Friday, December 31, 2010

Second Sight

I knew that my sight was not as sharp as it had been, but I put off going to the doctor for about a year. Finally a month ago I had that long dreaded appointment. The doctor confirmed that I was nearsighted and needed glasses, I had been expecting to need reading glasses as well, so her verdict was slightly more positive than I'd allowed for. I was feeling okay. Then she put drops in my eyes to dilate the irises and told me to go look at frames while the drops took effect.

And there I stood, facing walls and walls of glasses. Panic set in. I randomly put a pair on my face. All I could see was a face with glasses, I didn’t even register how the glasses looked. I picked another pair. With each pair I got more freaked out. This was going to be a permanent part of my life now. When a shop assistant came over I told her I didn’t know what I wanted and I wasn’t going to buy glasses today anyways.

Maybe I didn’t really need glasses? The doctor said I would only really have to wear them when I drove, and I don’t have a car. I was functioning fine without glasses. Maybe I could get away without them for another year. How bad was my sight anyways?

I gave in and ordered a cheap pair online.

On Wednesday my first pair of glasses arrived in the mail. We were on our way to my parents house for a delayed Christmas dinner. I unwrapped them in the car and put them on. I had been told that I would really see the difference when I looked at trees. And there it was, instead of seeing a tree as a collection of branches, I could see every twig, every twist of bark and layer of snow, slight and thick. And not just with the trees closest to me, but all of them, everything I looked at was minutely detailed, as if I were looking at an exquisite engraving or a finely detailed miniature.

“Are you going to be okay?” Andrew asked.

“Probably. But this is really freaking me out.”

I couldn’t stop staring at everything. We drove over the bridge and the guardrail, a grid of steel bars was lit up by a streetlight which threw square shadows and was lined with glistening white snow all of which stretched into the distance, swelling in its approach.

“I can’t believe that I haven’t been seeing all of this.
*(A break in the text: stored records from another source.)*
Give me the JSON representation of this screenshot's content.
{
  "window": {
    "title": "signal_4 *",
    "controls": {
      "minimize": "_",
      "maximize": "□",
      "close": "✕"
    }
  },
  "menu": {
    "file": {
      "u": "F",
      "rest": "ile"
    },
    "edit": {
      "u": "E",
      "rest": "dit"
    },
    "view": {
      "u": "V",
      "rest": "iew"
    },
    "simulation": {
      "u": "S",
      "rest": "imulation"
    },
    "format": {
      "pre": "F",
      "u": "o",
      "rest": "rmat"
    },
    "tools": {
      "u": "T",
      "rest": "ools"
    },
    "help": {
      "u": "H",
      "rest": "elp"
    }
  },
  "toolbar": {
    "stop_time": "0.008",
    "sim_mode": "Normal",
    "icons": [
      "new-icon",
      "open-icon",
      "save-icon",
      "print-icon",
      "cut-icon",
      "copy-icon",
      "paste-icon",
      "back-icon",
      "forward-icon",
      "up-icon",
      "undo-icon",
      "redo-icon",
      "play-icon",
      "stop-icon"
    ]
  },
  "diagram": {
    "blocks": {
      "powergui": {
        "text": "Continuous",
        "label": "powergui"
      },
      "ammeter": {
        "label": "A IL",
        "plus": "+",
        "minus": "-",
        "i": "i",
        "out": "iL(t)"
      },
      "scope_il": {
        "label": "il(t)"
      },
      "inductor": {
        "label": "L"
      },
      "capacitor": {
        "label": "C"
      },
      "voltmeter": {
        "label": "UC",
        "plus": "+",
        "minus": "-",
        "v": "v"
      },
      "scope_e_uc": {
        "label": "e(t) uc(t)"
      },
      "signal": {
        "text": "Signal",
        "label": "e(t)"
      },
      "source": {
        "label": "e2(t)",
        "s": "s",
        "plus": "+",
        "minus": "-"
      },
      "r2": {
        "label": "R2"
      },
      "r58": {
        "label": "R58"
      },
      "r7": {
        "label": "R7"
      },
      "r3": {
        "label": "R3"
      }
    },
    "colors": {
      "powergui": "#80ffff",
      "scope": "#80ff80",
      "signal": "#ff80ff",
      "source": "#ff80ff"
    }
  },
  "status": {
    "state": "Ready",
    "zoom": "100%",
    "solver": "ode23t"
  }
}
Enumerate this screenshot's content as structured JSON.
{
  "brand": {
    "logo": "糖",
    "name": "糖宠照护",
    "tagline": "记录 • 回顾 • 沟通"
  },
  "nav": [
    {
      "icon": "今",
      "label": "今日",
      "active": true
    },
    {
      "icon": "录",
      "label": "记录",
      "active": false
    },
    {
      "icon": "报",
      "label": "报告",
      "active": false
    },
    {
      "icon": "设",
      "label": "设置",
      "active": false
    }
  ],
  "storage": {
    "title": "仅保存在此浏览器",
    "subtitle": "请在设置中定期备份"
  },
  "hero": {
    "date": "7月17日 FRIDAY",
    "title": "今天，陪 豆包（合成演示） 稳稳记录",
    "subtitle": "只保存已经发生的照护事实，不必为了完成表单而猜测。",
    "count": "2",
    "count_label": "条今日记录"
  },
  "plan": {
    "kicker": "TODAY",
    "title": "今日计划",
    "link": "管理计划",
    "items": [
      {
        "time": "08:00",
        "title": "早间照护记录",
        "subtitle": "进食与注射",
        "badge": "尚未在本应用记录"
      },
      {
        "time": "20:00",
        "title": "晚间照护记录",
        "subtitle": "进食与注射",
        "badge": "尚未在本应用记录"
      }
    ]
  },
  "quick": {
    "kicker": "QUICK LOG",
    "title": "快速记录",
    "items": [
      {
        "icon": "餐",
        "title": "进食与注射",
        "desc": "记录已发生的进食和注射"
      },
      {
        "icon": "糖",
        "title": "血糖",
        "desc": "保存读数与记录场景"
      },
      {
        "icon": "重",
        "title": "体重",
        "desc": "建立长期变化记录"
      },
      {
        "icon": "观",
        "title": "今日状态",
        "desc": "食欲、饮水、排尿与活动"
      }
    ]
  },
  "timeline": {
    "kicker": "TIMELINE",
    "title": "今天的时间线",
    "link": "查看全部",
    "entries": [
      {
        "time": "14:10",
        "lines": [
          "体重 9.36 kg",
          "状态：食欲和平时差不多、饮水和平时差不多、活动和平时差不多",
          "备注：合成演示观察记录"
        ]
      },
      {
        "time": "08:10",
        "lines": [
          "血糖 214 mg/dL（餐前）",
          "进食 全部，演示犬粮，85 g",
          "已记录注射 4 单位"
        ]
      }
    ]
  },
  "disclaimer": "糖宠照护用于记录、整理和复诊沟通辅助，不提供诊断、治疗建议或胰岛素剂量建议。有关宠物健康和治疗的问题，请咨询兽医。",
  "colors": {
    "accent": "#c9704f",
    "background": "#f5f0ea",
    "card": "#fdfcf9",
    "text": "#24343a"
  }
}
What else have I been missing?”

I look like a different person and feel like a different person, but that detail is addictive and the act of putting on glasses, of making one simple movement which instantly brings the world into clarity, is stunning.

Tuesday, December 21, 2010
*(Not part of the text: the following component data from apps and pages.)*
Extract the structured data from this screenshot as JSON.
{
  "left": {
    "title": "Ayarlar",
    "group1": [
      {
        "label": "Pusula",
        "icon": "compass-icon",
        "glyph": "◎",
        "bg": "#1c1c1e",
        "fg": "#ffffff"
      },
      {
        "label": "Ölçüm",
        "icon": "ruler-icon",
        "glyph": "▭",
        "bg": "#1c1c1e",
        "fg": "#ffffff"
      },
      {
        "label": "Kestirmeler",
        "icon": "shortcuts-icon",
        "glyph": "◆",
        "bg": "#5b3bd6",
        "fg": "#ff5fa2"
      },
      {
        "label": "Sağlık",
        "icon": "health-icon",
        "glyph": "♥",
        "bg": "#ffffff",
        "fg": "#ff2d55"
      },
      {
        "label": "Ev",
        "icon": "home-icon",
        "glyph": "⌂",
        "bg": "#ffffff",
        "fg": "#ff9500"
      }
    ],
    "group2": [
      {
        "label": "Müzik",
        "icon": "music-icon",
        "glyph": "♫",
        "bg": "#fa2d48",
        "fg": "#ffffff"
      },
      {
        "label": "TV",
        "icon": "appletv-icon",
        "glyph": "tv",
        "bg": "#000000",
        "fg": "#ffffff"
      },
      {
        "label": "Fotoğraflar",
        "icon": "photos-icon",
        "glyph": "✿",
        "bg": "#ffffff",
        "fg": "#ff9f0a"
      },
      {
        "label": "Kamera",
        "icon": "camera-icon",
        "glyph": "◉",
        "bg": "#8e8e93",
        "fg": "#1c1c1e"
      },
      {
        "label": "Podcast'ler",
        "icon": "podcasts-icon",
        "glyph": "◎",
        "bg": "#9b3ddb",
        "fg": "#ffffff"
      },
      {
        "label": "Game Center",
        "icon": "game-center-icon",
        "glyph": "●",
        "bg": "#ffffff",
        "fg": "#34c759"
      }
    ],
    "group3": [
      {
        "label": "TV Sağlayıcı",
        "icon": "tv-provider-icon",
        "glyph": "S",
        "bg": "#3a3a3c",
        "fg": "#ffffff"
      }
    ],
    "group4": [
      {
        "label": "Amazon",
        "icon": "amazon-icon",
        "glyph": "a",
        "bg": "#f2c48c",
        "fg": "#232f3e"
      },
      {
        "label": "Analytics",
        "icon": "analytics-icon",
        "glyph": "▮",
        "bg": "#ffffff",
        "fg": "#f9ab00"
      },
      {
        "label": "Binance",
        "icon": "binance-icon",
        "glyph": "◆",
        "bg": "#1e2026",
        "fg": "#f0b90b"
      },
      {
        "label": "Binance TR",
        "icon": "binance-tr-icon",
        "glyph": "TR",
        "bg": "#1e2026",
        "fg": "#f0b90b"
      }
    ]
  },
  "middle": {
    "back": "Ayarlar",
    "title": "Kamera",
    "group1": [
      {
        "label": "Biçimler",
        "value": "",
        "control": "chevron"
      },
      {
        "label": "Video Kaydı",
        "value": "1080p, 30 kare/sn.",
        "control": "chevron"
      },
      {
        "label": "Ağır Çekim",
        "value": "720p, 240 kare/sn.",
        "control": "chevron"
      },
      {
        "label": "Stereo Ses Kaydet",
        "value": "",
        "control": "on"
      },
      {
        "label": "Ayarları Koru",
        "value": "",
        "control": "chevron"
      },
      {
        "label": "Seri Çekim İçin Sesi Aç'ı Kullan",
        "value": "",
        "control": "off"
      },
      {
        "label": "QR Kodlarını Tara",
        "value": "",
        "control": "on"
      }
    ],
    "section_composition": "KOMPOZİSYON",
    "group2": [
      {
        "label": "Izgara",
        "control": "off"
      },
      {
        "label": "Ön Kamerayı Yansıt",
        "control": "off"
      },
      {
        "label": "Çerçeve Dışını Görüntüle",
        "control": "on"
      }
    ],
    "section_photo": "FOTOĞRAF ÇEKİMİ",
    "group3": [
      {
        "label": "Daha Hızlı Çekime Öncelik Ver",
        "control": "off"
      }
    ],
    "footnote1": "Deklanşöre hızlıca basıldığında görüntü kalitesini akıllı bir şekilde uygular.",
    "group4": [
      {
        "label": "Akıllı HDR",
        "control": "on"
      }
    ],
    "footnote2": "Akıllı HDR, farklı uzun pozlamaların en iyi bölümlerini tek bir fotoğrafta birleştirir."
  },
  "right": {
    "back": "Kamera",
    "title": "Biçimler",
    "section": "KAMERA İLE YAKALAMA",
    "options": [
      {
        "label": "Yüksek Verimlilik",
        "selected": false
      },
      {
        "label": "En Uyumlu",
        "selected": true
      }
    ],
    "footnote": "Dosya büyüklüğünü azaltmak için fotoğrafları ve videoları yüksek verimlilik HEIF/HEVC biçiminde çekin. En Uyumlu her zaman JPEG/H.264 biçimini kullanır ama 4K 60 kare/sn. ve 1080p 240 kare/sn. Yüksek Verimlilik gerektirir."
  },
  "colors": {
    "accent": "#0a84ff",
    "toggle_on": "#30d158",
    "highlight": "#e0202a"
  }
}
The cold February water shocked the breath right out of me. It felt good, really good, my blood was pumping, I was alive and young and crazy and alive, very very alive. We hadn’t jumped in for a swim, we’d jumped in for a shock, so as soon as the shock was over, we tried to pull ourselves out.
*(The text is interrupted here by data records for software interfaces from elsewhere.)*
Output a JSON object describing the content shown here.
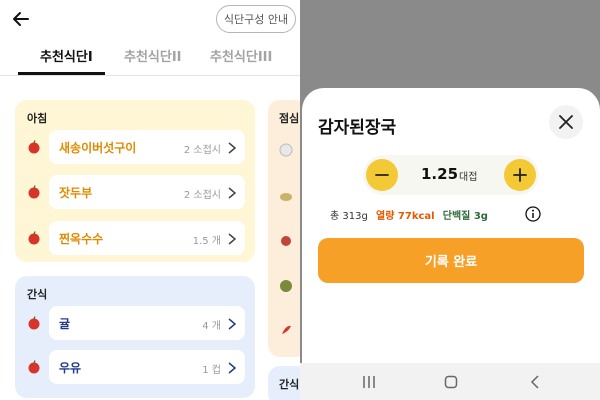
{
  "left": {
    "header": {
      "guide_label": "식단구성 안내"
    },
    "tabs": [
      {
        "label": "추천식단I",
        "active": true
      },
      {
        "label": "추천식단II",
        "active": false
      },
      {
        "label": "추천식단III",
        "active": false
      }
    ],
    "meals": {
      "morning": {
        "title": "아침",
        "items": [
          {
            "name": "새송이버섯구이",
            "amount": "2 소접시"
          },
          {
            "name": "잣두부",
            "amount": "2 소접시"
          },
          {
            "name": "찐옥수수",
            "amount": "1.5 개"
          }
        ]
      },
      "snack": {
        "title": "간식",
        "items": [
          {
            "name": "귤",
            "amount": "4 개"
          },
          {
            "name": "우유",
            "amount": "1 컵"
          }
        ]
      },
      "lunch": {
        "title": "점심"
      },
      "snack2": {
        "title": "간식"
      }
    }
  },
  "right": {
    "food": {
      "title": "감자된장국",
      "quantity": "1.25",
      "unit": "대접",
      "total": "총 313g",
      "calories": "열량 77kcal",
      "protein": "단백질 3g"
    },
    "done_label": "기록 완료"
  },
  "colors": {
    "accent_orange": "#f6a028",
    "stepper_yellow": "#f3c936",
    "morning_bg": "#fff6d6",
    "snack_bg": "#e6eefb"
  },
  "icons": [
    "back-arrow-icon",
    "apple-icon",
    "chevron-right-icon",
    "close-icon",
    "minus-icon",
    "plus-icon",
    "info-icon",
    "nav-recents-icon",
    "nav-home-icon",
    "nav-back-icon"
  ]
}
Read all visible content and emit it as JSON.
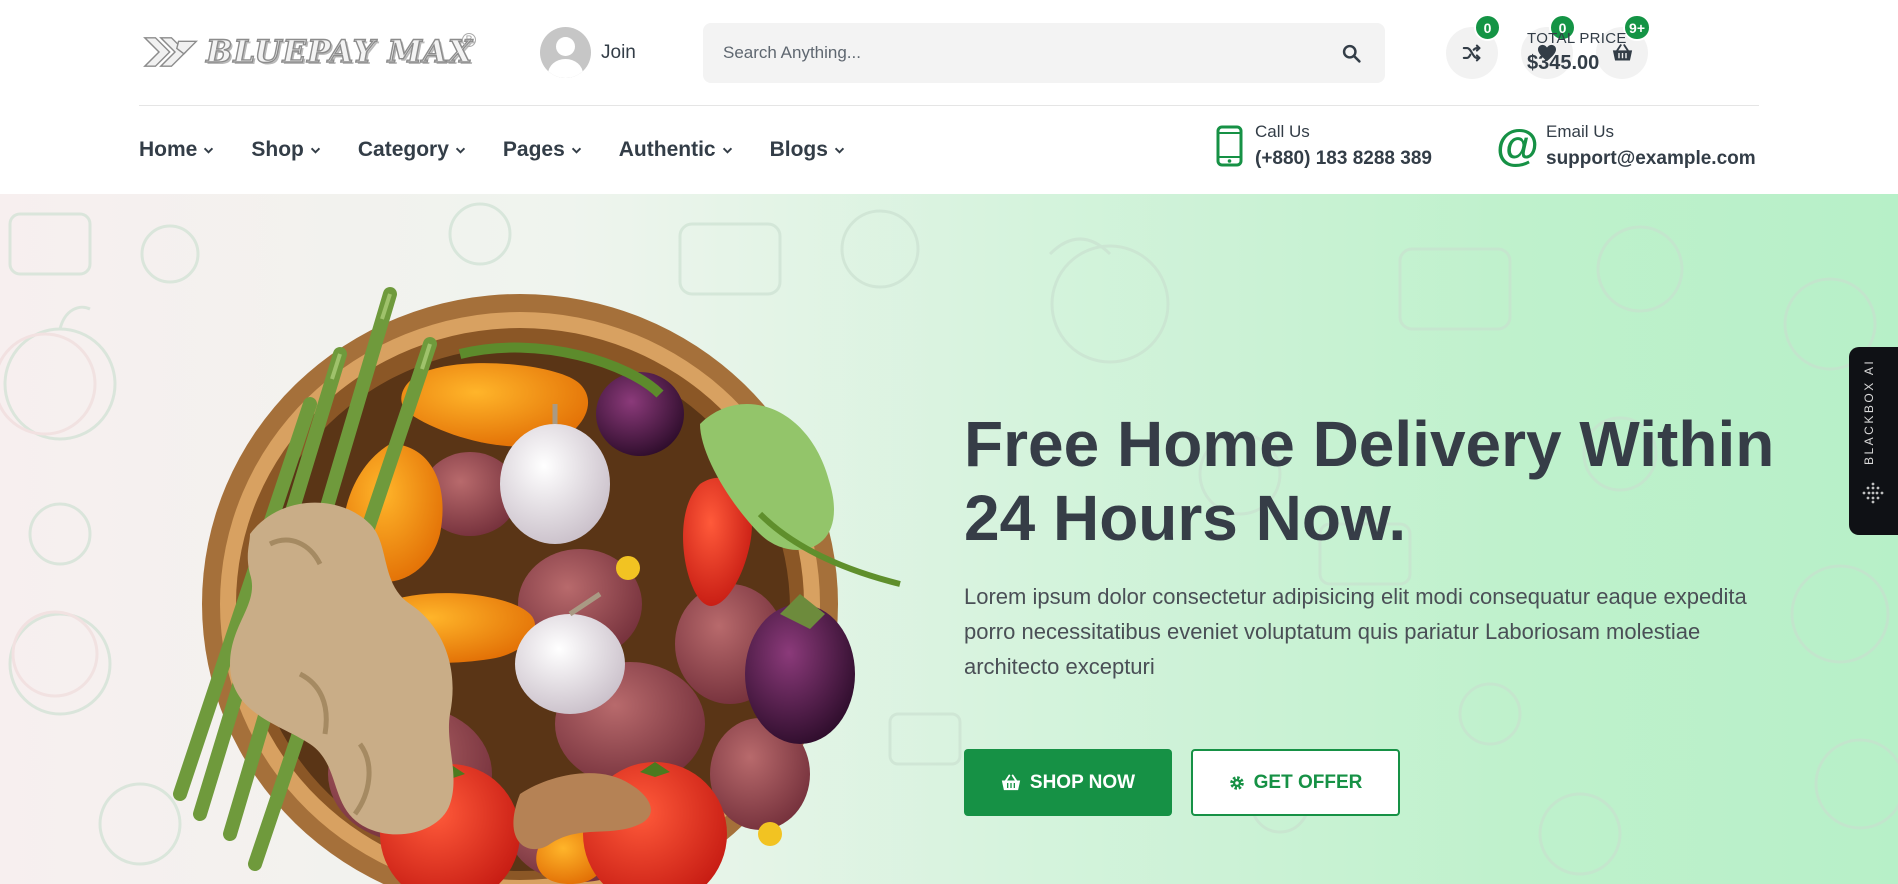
{
  "header": {
    "logo_text": "BLUEPAY MAX",
    "join_label": "Join",
    "search": {
      "placeholder": "Search Anything..."
    },
    "compare_count": "0",
    "wishlist_count": "0",
    "cart_count": "9+",
    "total_label": "TOTAL PRICE",
    "total_value": "$345.00"
  },
  "nav": {
    "items": [
      {
        "label": "Home"
      },
      {
        "label": "Shop"
      },
      {
        "label": "Category"
      },
      {
        "label": "Pages"
      },
      {
        "label": "Authentic"
      },
      {
        "label": "Blogs"
      }
    ]
  },
  "contact": {
    "call_label": "Call Us",
    "call_value": "(+880) 183 8288 389",
    "email_label": "Email Us",
    "email_value": "support@example.com"
  },
  "hero": {
    "title": "Free Home Delivery Within 24 Hours Now.",
    "text": "Lorem ipsum dolor consectetur adipisicing elit modi consequatur eaque expedita porro necessitatibus eveniet voluptatum quis pariatur Laboriosam molestiae architecto excepturi",
    "shop_button": "SHOP NOW",
    "offer_button": "GET OFFER"
  },
  "side_tab": {
    "label": "BLACKBOX AI"
  },
  "colors": {
    "brand_green": "#169145",
    "text_dark": "#333d47",
    "badge_green": "#149445"
  },
  "icons": [
    "search-icon",
    "shuffle-icon",
    "heart-icon",
    "basket-icon",
    "phone-icon",
    "at-icon",
    "gear-icon"
  ]
}
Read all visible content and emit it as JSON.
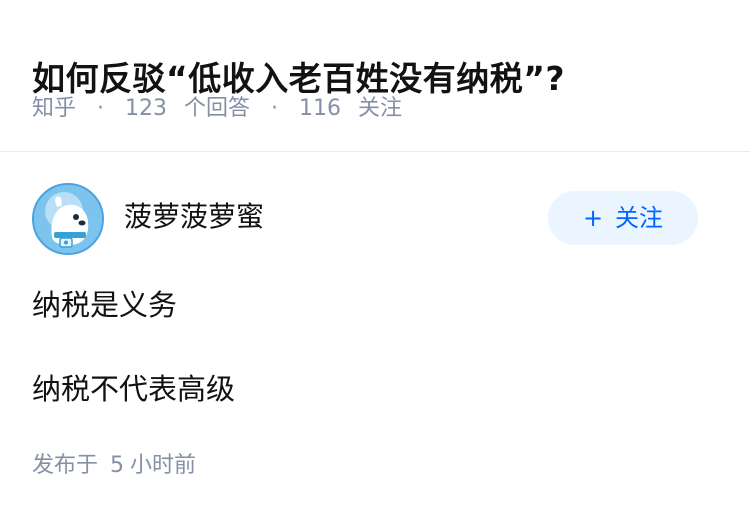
{
  "question": {
    "title": "如何反驳“低收入老百姓没有纳税”?",
    "source": "知乎",
    "separator": "·",
    "answers_count": "123",
    "answers_label": "个回答",
    "followers_count": "116",
    "followers_label": "关注"
  },
  "answer": {
    "author_name": "菠萝菠萝蜜",
    "avatar_icon": "penguin-astronaut-avatar",
    "follow_button": {
      "icon": "plus-icon",
      "icon_glyph": "+",
      "label": "关注"
    },
    "paragraphs": [
      "纳税是义务",
      "纳税不代表高级"
    ],
    "time_prefix": "发布于",
    "time_number": "5",
    "time_suffix": "小时前"
  },
  "colors": {
    "text_primary": "#121212",
    "text_secondary": "#8590a6",
    "brand_blue": "#0066ff",
    "button_bg": "#ebf5ff",
    "divider": "#ebebeb",
    "avatar_bg": "#7cc4ee"
  }
}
I had been a competitive swimmer and diver, and on the first pull I hadn’t been concerned. I firmly grabbed the icy, rough wooden boards of the float deck and pulled while kicking my feet as hard as I could. I managed to get my shoulders above the deck level, but not enough of my body to belly flop and tilt my weight out. I fell back into winter ocean. Alana, the friend I had convinced to come along, fell back by my side.

I could feel the cold in my knees. My hands were turning into claws. Alana and I gasped, breathing out in plumes of white. Neither of us said anything, but I was sure that Alana’s mind was running the same paths as mine. We were going to die if we didn’t get out. How long could an unprotected body survive in the glacial waters of Southeast Alaska? How long was it? I had been told a thousand times, five minute?  Ten?  Twenty?  It felt like we’d been in the water for an hour.

The view from the float.  From the CBJ webiste.
If we didn’t get out, we were going to die and the next morning our naked bodies would be found floating in the seaglass green water, bumping along the creosote soaked pilings of the dock.

We both grabbed the slippery deck with our cramped hands and this time, instead of kicking, we scrabbled our feet along the submerged base of the dock, ignoring the mussels and barnacles that sliced into the winter soft skin. This pull had to be the pull that brought me to safety, so instead of dropping back into the water when my arms felt like they were going to give out, I clung, and pulled with my fingers, and then my elbows, and then my chest.

We made it out.

We tugged our clothes on and ran up the ramp and back to the car. Once we were safely within the heated space, we started to laugh, and then howl, and tell each other how amazing that was, how crazy. We drove to a friend’s house where Alana told everyone gathered what crazy girls we were.

It wasn’t until I took my shoes off that I noticed that my socks were glued to my feet with dried blood. I washed out the stinging cuts. At the time I moaned and groaned until the cuts were fully healed and it stopped hurting to walk.

Now I think it was a small price to pay for living past 17.